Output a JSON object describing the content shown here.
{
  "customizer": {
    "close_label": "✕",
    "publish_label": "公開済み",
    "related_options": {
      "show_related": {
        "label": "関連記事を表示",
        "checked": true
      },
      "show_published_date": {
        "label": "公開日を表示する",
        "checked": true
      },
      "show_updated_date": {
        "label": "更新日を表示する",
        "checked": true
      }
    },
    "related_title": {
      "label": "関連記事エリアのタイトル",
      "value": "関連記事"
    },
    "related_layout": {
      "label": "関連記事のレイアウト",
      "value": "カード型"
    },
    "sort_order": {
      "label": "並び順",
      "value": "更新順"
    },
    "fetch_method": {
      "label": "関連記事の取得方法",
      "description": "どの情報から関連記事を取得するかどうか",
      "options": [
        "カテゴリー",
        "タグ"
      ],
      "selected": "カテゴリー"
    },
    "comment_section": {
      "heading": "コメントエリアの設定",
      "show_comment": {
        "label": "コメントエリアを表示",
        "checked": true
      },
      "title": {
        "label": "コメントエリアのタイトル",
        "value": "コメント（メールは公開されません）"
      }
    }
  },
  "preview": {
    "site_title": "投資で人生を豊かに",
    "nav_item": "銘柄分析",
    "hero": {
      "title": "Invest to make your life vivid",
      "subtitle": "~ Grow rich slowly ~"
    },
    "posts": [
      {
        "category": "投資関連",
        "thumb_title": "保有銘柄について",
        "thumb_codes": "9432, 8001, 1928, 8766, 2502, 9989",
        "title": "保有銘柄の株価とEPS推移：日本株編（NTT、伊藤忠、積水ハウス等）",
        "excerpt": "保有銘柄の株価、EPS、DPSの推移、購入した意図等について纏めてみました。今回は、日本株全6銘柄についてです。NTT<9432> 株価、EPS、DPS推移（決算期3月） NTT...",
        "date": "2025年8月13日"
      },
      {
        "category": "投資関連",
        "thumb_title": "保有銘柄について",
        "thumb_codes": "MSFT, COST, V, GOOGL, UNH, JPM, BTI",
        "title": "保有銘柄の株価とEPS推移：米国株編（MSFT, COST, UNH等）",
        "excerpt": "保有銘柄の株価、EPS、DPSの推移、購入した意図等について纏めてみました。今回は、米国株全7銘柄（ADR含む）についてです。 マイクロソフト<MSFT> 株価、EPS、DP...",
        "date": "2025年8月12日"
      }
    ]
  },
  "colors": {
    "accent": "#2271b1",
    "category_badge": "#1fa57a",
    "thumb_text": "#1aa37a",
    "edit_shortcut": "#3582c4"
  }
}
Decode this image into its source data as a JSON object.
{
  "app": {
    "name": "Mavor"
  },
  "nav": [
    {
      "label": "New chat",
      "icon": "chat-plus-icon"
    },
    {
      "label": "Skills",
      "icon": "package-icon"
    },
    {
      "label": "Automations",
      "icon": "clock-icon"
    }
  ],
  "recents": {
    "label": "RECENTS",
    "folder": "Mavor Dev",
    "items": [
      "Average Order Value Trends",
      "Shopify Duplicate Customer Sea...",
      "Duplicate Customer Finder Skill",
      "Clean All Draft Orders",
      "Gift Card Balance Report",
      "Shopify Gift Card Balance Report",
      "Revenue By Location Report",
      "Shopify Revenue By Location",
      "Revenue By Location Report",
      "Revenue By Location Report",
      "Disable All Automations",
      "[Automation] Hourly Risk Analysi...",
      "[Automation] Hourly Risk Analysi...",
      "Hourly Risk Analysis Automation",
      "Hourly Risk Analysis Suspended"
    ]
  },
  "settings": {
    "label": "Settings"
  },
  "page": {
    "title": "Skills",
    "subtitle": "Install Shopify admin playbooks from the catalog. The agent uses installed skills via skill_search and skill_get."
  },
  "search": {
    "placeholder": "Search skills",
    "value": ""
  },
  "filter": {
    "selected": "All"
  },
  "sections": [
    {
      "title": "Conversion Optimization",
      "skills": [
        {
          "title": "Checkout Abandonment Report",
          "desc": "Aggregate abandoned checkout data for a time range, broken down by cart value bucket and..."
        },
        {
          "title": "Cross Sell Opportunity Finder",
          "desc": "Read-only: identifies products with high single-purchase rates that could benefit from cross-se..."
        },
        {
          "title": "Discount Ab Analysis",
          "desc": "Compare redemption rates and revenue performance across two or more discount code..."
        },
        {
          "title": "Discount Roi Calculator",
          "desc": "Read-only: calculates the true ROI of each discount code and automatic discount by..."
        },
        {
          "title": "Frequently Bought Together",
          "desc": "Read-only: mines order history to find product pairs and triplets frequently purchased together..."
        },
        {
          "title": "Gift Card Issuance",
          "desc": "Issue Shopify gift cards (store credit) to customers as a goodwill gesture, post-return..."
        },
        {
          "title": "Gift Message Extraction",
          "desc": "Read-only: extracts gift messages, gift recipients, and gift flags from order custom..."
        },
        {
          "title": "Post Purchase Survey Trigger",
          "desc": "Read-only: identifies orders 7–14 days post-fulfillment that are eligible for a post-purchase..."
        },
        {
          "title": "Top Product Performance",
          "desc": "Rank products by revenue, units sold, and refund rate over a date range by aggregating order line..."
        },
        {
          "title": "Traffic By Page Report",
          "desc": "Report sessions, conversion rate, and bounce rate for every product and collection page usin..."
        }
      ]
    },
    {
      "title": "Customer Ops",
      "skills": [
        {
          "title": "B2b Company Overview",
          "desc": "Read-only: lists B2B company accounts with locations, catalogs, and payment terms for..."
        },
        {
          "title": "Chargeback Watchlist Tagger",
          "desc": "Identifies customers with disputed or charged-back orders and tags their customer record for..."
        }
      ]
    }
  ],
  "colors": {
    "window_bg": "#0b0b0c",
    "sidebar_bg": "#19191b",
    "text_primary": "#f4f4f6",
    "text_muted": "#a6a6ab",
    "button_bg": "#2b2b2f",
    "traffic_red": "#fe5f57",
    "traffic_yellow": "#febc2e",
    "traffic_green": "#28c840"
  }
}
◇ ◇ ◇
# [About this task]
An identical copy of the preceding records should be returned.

# [Problem solution]
Output a JSON object describing the content shown here.
{
  "customizer": {
    "close_label": "✕",
    "publish_label": "公開済み",
    "related_options": {
      "show_related": {
        "label": "関連記事を表示",
        "checked": true
      },
      "show_published_date": {
        "label": "公開日を表示する",
        "checked": true
      },
      "show_updated_date": {
        "label": "更新日を表示する",
        "checked": true
      }
    },
    "related_title": {
      "label": "関連記事エリアのタイトル",
      "value": "関連記事"
    },
    "related_layout": {
      "label": "関連記事のレイアウト",
      "value": "カード型"
    },
    "sort_order": {
      "label": "並び順",
      "value": "更新順"
    },
    "fetch_method": {
      "label": "関連記事の取得方法",
      "description": "どの情報から関連記事を取得するかどうか",
      "options": [
        "カテゴリー",
        "タグ"
      ],
      "selected": "カテゴリー"
    },
    "comment_section": {
      "heading": "コメントエリアの設定",
      "show_comment": {
        "label": "コメントエリアを表示",
        "checked": true
      },
      "title": {
        "label": "コメントエリアのタイトル",
        "value": "コメント（メールは公開されません）"
      }
    }
  },
  "preview": {
    "site_title": "投資で人生を豊かに",
    "nav_item": "銘柄分析",
    "hero": {
      "title": "Invest to make your life vivid",
      "subtitle": "~ Grow rich slowly ~"
    },
    "posts": [
      {
        "category": "投資関連",
        "thumb_title": "保有銘柄について",
        "thumb_codes": "9432, 8001, 1928, 8766, 2502, 9989",
        "title": "保有銘柄の株価とEPS推移：日本株編（NTT、伊藤忠、積水ハウス等）",
        "excerpt": "保有銘柄の株価、EPS、DPSの推移、購入した意図等について纏めてみました。今回は、日本株全6銘柄についてです。NTT<9432> 株価、EPS、DPS推移（決算期3月） NTT...",
        "date": "2025年8月13日"
      },
      {
        "category": "投資関連",
        "thumb_title": "保有銘柄について",
        "thumb_codes": "MSFT, COST, V, GOOGL, UNH, JPM, BTI",
        "title": "保有銘柄の株価とEPS推移：米国株編（MSFT, COST, UNH等）",
        "excerpt": "保有銘柄の株価、EPS、DPSの推移、購入した意図等について纏めてみました。今回は、米国株全7銘柄（ADR含む）についてです。 マイクロソフト<MSFT> 株価、EPS、DP...",
        "date": "2025年8月12日"
      }
    ]
  },
  "colors": {
    "accent": "#2271b1",
    "category_badge": "#1fa57a",
    "thumb_text": "#1aa37a",
    "edit_shortcut": "#3582c4"
  }
}
Decode this image into its source data as a JSON object.
{
  "app": {
    "name": "Mavor"
  },
  "nav": [
    {
      "label": "New chat",
      "icon": "chat-plus-icon"
    },
    {
      "label": "Skills",
      "icon": "package-icon"
    },
    {
      "label": "Automations",
      "icon": "clock-icon"
    }
  ],
  "recents": {
    "label": "RECENTS",
    "folder": "Mavor Dev",
    "items": [
      "Average Order Value Trends",
      "Shopify Duplicate Customer Sea...",
      "Duplicate Customer Finder Skill",
      "Clean All Draft Orders",
      "Gift Card Balance Report",
      "Shopify Gift Card Balance Report",
      "Revenue By Location Report",
      "Shopify Revenue By Location",
      "Revenue By Location Report",
      "Revenue By Location Report",
      "Disable All Automations",
      "[Automation] Hourly Risk Analysi...",
      "[Automation] Hourly Risk Analysi...",
      "Hourly Risk Analysis Automation",
      "Hourly Risk Analysis Suspended"
    ]
  },
  "settings": {
    "label": "Settings"
  },
  "page": {
    "title": "Skills",
    "subtitle": "Install Shopify admin playbooks from the catalog. The agent uses installed skills via skill_search and skill_get."
  },
  "search": {
    "placeholder": "Search skills",
    "value": ""
  },
  "filter": {
    "selected": "All"
  },
  "sections": [
    {
      "title": "Conversion Optimization",
      "skills": [
        {
          "title": "Checkout Abandonment Report",
          "desc": "Aggregate abandoned checkout data for a time range, broken down by cart value bucket and..."
        },
        {
          "title": "Cross Sell Opportunity Finder",
          "desc": "Read-only: identifies products with high single-purchase rates that could benefit from cross-se..."
        },
        {
          "title": "Discount Ab Analysis",
          "desc": "Compare redemption rates and revenue performance across two or more discount code..."
        },
        {
          "title": "Discount Roi Calculator",
          "desc": "Read-only: calculates the true ROI of each discount code and automatic discount by..."
        },
        {
          "title": "Frequently Bought Together",
          "desc": "Read-only: mines order history to find product pairs and triplets frequently purchased together..."
        },
        {
          "title": "Gift Card Issuance",
          "desc": "Issue Shopify gift cards (store credit) to customers as a goodwill gesture, post-return..."
        },
        {
          "title": "Gift Message Extraction",
          "desc": "Read-only: extracts gift messages, gift recipients, and gift flags from order custom..."
        },
        {
          "title": "Post Purchase Survey Trigger",
          "desc": "Read-only: identifies orders 7–14 days post-fulfillment that are eligible for a post-purchase..."
        },
        {
          "title": "Top Product Performance",
          "desc": "Rank products by revenue, units sold, and refund rate over a date range by aggregating order line..."
        },
        {
          "title": "Traffic By Page Report",
          "desc": "Report sessions, conversion rate, and bounce rate for every product and collection page usin..."
        }
      ]
    },
    {
      "title": "Customer Ops",
      "skills": [
        {
          "title": "B2b Company Overview",
          "desc": "Read-only: lists B2B company accounts with locations, catalogs, and payment terms for..."
        },
        {
          "title": "Chargeback Watchlist Tagger",
          "desc": "Identifies customers with disputed or charged-back orders and tags their customer record for..."
        }
      ]
    }
  ],
  "colors": {
    "window_bg": "#0b0b0c",
    "sidebar_bg": "#19191b",
    "text_primary": "#f4f4f6",
    "text_muted": "#a6a6ab",
    "button_bg": "#2b2b2f",
    "traffic_red": "#fe5f57",
    "traffic_yellow": "#febc2e",
    "traffic_green": "#28c840"
  }
}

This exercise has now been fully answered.